YOUR INSTRUCTIONS
Find the word "Когда" in the listing; pull out each line holding it.

RECORDS FOR THIS EXERCISE
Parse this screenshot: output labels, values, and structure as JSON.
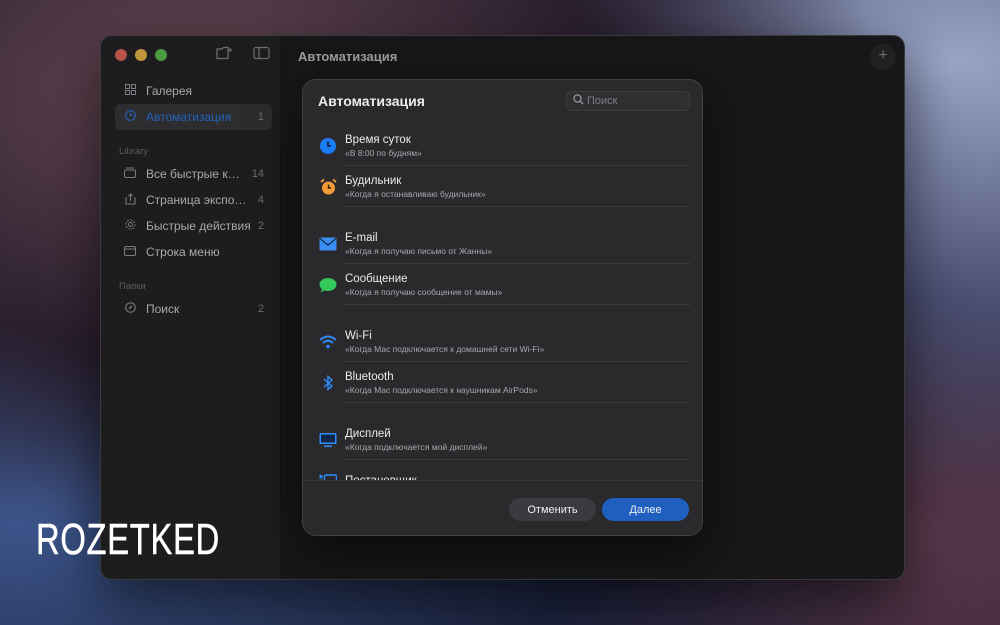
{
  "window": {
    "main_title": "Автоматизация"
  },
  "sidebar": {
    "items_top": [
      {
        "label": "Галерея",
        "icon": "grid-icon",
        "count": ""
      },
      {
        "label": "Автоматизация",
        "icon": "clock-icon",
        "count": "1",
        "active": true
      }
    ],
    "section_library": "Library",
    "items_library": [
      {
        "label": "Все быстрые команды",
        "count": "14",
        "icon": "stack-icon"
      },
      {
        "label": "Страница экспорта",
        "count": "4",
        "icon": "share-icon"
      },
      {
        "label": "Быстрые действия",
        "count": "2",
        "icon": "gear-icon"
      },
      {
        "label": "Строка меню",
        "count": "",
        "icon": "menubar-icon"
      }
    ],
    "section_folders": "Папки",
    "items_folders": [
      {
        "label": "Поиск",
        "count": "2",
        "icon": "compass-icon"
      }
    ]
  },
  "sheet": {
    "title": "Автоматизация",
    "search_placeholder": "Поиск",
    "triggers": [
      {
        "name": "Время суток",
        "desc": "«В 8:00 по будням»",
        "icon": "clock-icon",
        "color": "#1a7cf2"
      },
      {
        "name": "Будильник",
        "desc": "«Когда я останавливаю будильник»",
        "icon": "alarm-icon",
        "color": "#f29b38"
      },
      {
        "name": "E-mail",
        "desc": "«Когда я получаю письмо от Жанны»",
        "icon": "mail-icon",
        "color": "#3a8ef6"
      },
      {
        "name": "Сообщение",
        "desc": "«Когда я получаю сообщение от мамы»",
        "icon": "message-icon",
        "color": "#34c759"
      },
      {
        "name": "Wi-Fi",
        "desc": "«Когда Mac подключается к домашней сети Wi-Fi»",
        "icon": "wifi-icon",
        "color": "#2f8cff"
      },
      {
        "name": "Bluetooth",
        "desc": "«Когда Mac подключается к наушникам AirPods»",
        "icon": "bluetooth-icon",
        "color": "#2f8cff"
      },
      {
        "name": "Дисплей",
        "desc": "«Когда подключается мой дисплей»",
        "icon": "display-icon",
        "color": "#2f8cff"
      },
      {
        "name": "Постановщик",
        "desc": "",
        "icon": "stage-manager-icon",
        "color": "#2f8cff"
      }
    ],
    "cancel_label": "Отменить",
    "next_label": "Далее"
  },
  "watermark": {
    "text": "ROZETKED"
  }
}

RESULT
        "desc": "«Когда я останавливаю будильник»",
        "desc": "«Когда я получаю письмо от Жанны»",
        "desc": "«Когда я получаю сообщение от мамы»",
        "desc": "«Когда Mac подключается к домашней сети Wi-Fi»",
        "desc": "«Когда Mac подключается к наушникам AirPods»",
        "desc": "«Когда подключается мой дисплей»",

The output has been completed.